» **DIRECTIONS**
Would you filter the listing below so that only lines with the word "decouverte" remain?
----------
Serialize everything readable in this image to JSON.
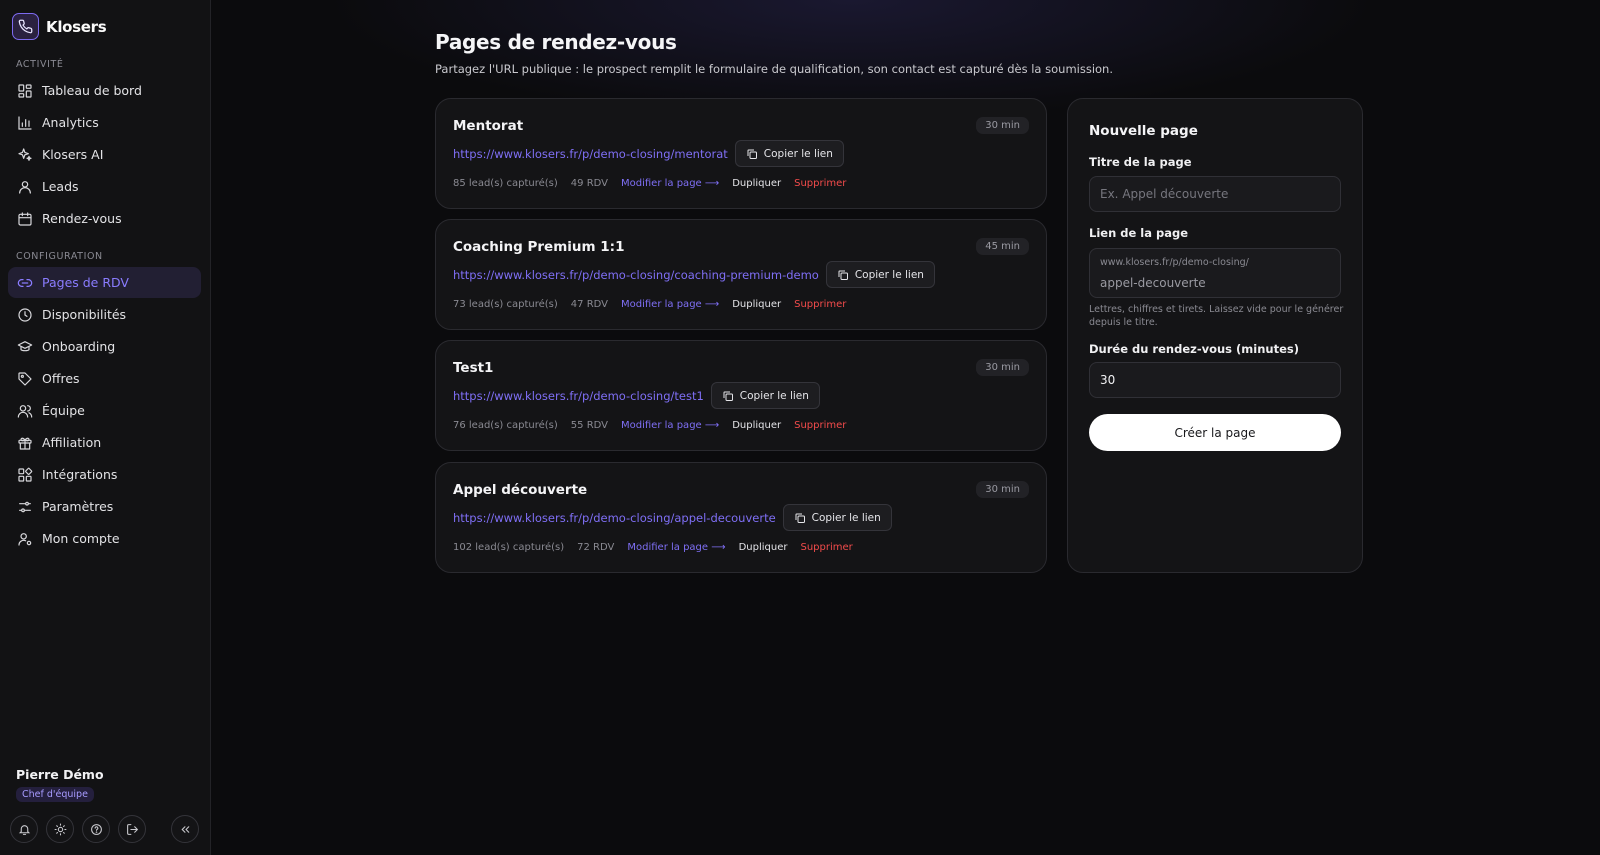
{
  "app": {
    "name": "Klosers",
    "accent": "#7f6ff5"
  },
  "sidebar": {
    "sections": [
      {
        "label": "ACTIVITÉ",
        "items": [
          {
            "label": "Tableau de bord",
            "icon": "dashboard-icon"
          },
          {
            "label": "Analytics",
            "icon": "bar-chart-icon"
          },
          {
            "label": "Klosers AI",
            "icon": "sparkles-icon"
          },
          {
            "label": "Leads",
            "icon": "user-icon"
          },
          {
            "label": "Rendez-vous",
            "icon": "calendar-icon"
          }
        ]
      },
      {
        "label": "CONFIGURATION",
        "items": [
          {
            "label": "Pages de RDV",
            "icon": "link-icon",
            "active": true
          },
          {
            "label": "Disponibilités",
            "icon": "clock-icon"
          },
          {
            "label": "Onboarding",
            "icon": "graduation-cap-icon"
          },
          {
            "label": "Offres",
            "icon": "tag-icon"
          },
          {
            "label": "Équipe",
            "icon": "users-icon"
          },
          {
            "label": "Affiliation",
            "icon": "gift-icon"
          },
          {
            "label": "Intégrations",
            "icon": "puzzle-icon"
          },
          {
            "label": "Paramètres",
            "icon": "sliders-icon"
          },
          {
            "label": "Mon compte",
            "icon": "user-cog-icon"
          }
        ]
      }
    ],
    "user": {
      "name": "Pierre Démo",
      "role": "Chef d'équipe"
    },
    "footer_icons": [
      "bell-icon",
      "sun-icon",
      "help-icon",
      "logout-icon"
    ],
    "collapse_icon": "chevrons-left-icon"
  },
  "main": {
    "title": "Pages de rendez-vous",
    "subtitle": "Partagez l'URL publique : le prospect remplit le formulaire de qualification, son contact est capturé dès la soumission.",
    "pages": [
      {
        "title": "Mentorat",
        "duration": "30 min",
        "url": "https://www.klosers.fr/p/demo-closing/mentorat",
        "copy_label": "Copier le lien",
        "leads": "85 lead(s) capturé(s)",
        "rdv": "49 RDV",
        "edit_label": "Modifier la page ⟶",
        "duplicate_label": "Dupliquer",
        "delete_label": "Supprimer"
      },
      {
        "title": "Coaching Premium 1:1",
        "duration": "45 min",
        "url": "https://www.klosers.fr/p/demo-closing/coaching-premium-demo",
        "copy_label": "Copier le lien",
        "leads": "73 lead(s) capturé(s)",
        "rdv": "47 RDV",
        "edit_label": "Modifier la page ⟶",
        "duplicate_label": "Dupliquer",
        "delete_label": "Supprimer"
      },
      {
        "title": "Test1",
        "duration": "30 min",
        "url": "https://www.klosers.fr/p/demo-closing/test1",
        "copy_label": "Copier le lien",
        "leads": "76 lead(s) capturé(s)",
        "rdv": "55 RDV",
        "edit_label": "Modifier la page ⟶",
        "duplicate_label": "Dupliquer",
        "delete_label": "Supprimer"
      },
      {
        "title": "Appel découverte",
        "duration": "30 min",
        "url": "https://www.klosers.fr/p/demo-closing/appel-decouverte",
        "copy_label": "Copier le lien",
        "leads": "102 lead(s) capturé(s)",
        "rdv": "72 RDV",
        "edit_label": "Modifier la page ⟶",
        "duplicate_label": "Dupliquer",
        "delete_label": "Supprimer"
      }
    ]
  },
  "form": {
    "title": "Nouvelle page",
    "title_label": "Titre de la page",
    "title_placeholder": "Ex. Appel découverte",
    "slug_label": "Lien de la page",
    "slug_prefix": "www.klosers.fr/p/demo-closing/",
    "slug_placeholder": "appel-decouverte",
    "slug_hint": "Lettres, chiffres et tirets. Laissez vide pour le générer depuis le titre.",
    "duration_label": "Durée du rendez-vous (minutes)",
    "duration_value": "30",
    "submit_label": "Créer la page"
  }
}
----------
» **SOLVED PROBLEM**
        "url": "https://www.klosers.fr/p/demo-closing/appel-decouverte",
    "slug_placeholder": "appel-decouverte",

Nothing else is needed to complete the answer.